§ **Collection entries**
================================
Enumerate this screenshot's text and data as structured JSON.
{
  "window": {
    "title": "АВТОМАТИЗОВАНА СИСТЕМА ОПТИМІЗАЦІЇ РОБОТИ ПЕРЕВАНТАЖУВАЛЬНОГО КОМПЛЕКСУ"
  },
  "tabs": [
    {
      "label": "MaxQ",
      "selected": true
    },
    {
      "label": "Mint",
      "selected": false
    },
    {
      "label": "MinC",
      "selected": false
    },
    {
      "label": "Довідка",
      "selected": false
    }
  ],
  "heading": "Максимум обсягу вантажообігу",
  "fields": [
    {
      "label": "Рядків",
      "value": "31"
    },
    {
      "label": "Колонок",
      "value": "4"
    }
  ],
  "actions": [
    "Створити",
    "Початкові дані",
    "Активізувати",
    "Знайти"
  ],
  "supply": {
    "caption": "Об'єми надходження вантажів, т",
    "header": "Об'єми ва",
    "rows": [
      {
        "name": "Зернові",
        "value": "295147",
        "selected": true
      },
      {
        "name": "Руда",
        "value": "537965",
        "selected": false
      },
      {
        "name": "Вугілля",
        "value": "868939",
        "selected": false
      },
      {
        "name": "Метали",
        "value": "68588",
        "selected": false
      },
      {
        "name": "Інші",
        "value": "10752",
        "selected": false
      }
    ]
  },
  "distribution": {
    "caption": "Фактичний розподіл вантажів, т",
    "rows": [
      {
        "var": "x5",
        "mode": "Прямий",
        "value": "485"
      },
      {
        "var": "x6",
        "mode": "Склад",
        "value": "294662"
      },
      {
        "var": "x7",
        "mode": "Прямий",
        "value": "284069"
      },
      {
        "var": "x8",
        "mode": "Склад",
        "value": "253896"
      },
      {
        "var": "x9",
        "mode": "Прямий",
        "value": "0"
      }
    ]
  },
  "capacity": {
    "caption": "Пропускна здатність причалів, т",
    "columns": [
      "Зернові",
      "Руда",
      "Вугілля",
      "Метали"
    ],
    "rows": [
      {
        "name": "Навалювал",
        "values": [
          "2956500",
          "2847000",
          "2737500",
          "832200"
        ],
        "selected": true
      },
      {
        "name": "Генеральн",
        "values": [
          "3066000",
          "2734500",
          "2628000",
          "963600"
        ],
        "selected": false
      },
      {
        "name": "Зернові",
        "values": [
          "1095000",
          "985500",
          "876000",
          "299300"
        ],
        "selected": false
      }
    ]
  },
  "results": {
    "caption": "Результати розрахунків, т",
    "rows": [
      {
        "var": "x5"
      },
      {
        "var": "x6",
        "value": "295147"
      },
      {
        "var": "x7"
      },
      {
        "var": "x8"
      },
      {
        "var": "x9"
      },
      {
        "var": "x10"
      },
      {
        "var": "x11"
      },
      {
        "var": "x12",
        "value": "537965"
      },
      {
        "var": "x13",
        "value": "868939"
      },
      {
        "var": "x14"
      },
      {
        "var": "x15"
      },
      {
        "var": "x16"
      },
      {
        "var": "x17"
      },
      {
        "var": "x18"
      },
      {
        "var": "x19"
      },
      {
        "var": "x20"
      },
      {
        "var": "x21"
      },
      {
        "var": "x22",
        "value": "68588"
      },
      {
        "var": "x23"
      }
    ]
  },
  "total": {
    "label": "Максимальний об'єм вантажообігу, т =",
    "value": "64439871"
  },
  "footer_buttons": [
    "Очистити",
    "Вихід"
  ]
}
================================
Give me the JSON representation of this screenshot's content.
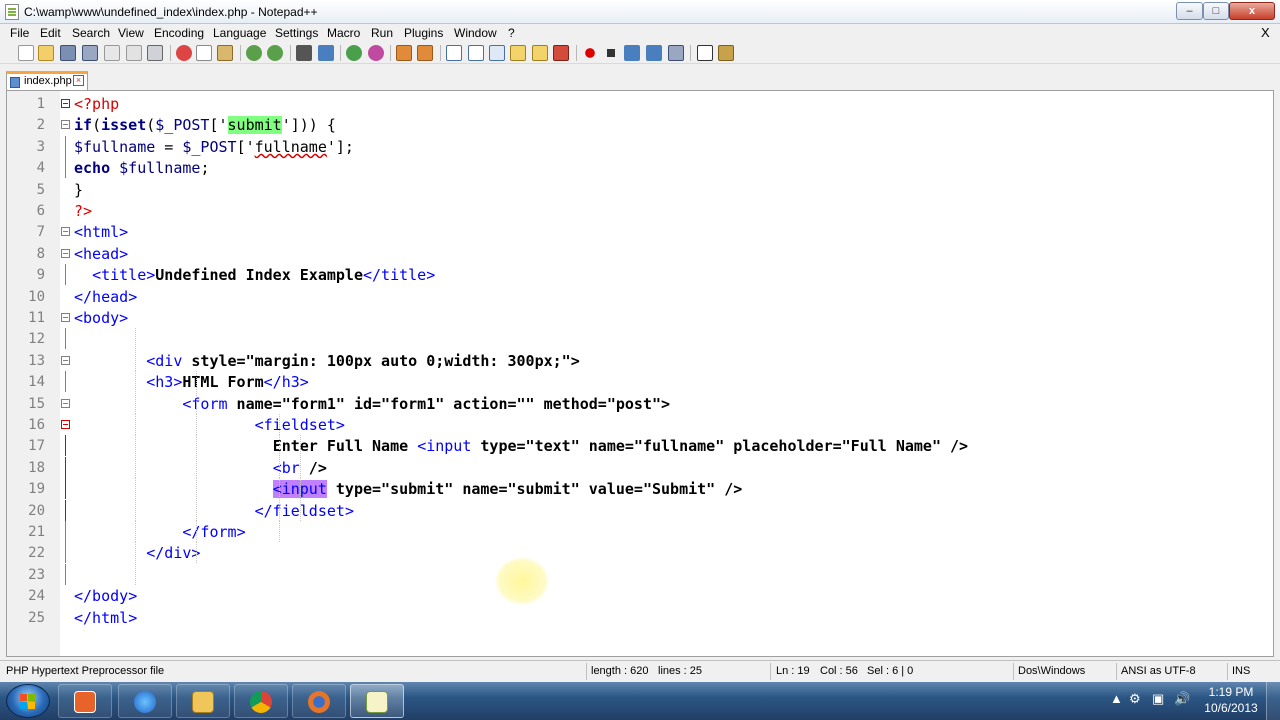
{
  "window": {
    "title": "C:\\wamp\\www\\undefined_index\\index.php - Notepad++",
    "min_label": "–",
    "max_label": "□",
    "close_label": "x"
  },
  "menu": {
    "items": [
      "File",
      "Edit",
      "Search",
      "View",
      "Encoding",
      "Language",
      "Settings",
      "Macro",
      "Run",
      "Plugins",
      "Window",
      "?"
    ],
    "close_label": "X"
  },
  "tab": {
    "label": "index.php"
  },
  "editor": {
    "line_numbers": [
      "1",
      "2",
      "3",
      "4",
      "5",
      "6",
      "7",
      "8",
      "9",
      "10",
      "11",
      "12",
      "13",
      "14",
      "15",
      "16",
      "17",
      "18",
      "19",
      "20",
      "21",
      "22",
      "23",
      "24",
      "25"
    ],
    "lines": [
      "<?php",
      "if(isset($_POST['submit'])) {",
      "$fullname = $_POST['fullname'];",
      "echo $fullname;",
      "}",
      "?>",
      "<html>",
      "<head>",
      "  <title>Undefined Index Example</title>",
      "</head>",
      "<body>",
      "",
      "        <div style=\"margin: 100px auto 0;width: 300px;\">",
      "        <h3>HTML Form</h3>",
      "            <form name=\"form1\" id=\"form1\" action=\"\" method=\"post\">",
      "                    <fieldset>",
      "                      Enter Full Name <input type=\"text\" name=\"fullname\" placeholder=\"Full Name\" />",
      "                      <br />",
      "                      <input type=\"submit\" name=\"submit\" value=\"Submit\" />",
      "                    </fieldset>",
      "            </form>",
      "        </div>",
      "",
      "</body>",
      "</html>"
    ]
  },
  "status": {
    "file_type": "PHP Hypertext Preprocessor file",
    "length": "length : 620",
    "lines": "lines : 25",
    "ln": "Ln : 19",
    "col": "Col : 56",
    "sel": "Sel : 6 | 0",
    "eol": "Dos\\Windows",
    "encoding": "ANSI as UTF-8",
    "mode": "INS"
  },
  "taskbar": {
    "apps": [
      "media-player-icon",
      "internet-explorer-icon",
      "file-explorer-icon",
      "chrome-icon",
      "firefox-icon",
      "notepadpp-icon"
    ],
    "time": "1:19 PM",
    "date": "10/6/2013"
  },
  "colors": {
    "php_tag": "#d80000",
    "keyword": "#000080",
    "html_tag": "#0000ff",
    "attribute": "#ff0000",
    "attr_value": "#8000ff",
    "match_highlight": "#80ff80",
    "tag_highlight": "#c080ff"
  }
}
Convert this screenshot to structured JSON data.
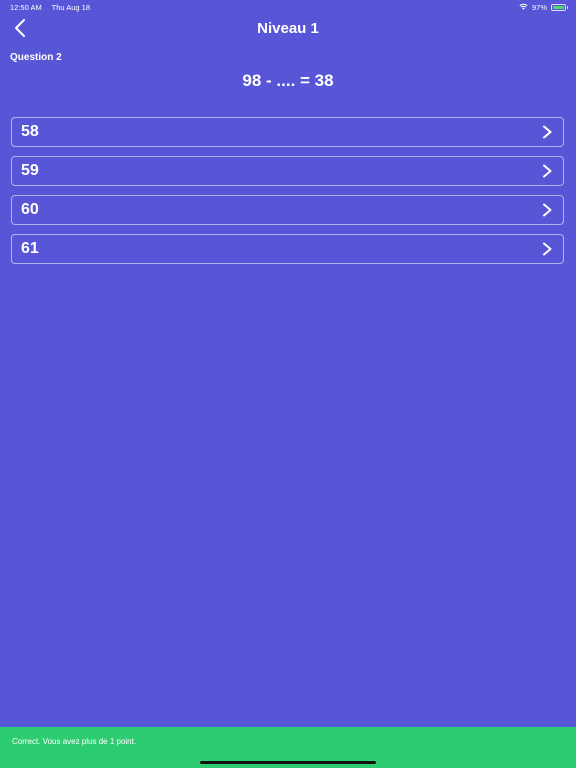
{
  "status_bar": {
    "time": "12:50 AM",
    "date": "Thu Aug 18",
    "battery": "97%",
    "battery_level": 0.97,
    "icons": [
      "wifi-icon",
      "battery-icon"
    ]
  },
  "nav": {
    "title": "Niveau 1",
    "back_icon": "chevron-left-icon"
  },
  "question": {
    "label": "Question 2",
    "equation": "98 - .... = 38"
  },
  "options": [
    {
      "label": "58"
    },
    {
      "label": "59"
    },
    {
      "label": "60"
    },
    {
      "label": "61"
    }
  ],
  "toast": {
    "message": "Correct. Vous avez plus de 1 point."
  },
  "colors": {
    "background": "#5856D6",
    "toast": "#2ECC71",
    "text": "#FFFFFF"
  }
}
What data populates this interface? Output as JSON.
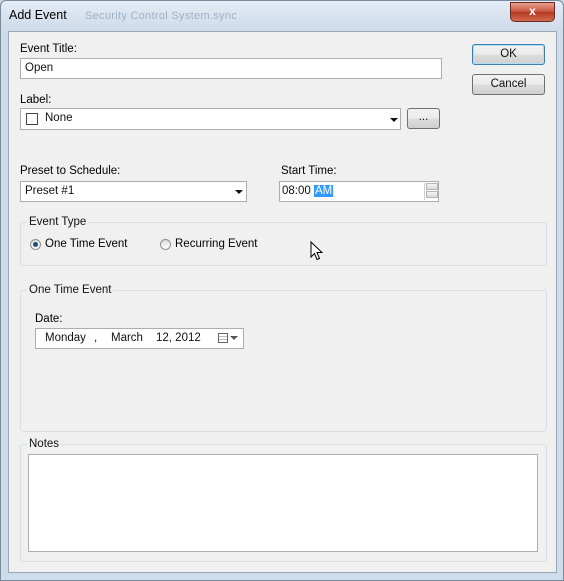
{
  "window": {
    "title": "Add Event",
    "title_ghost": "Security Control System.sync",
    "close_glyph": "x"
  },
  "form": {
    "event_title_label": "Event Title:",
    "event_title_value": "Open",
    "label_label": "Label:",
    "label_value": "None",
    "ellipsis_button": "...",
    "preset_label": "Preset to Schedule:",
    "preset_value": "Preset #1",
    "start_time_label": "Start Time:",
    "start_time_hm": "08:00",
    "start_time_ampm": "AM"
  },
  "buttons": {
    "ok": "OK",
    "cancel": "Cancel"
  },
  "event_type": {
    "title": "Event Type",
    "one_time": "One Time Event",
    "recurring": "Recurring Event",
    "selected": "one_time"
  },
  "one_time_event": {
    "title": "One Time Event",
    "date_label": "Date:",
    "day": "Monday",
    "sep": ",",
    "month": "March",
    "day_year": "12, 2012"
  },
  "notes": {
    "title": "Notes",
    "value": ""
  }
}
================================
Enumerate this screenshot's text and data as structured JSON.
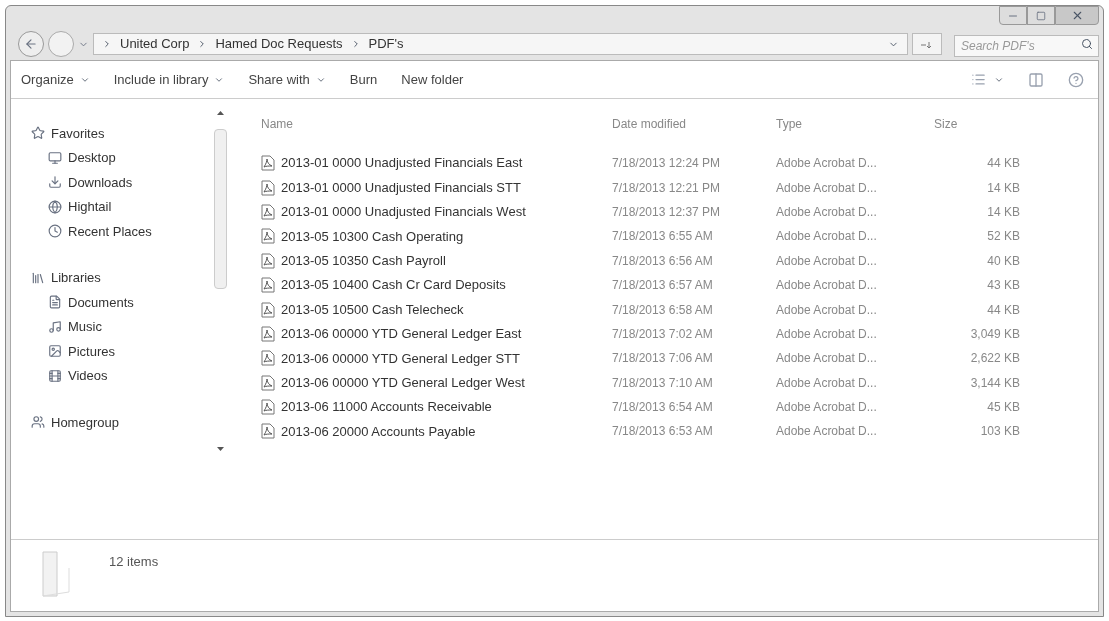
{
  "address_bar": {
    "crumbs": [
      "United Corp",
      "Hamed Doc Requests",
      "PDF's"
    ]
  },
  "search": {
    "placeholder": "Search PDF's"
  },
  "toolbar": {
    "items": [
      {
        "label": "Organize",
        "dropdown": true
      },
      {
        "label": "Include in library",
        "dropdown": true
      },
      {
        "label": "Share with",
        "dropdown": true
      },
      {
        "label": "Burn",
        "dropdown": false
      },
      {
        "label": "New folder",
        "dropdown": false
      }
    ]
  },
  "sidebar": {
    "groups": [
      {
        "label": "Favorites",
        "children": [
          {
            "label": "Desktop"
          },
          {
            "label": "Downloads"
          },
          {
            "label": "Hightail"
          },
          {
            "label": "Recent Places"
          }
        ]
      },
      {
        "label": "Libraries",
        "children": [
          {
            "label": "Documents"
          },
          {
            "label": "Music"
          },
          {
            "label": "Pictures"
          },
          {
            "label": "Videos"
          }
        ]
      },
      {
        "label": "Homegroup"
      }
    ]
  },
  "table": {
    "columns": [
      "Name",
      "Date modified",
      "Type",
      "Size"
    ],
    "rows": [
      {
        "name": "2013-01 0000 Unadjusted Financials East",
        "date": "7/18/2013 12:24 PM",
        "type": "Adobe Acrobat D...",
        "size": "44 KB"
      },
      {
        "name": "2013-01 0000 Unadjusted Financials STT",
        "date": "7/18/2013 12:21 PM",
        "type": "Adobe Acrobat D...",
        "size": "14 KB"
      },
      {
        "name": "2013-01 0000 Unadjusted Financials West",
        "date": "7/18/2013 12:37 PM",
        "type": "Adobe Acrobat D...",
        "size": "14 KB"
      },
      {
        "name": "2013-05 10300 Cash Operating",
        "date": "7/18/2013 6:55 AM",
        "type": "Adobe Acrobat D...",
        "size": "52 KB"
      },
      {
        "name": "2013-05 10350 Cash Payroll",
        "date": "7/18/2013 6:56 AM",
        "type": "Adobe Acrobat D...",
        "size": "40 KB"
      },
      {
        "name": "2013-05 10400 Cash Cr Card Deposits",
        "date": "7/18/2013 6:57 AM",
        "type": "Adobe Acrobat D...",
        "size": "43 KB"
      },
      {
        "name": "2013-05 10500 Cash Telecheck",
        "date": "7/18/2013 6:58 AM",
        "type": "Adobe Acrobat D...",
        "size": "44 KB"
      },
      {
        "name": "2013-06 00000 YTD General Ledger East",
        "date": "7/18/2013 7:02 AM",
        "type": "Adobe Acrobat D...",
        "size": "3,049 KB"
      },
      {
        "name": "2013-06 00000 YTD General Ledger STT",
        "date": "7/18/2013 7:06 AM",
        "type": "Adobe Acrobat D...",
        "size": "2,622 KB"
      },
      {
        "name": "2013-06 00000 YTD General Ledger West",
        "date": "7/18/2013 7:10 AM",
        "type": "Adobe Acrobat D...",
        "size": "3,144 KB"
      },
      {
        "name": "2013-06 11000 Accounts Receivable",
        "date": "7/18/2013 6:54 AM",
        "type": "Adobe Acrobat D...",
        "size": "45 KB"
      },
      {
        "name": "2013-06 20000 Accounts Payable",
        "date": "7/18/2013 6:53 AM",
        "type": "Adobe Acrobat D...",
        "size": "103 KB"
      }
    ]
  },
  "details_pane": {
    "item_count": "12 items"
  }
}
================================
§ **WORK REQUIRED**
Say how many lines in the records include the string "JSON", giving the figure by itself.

§ **YOUR SOLUTION**
5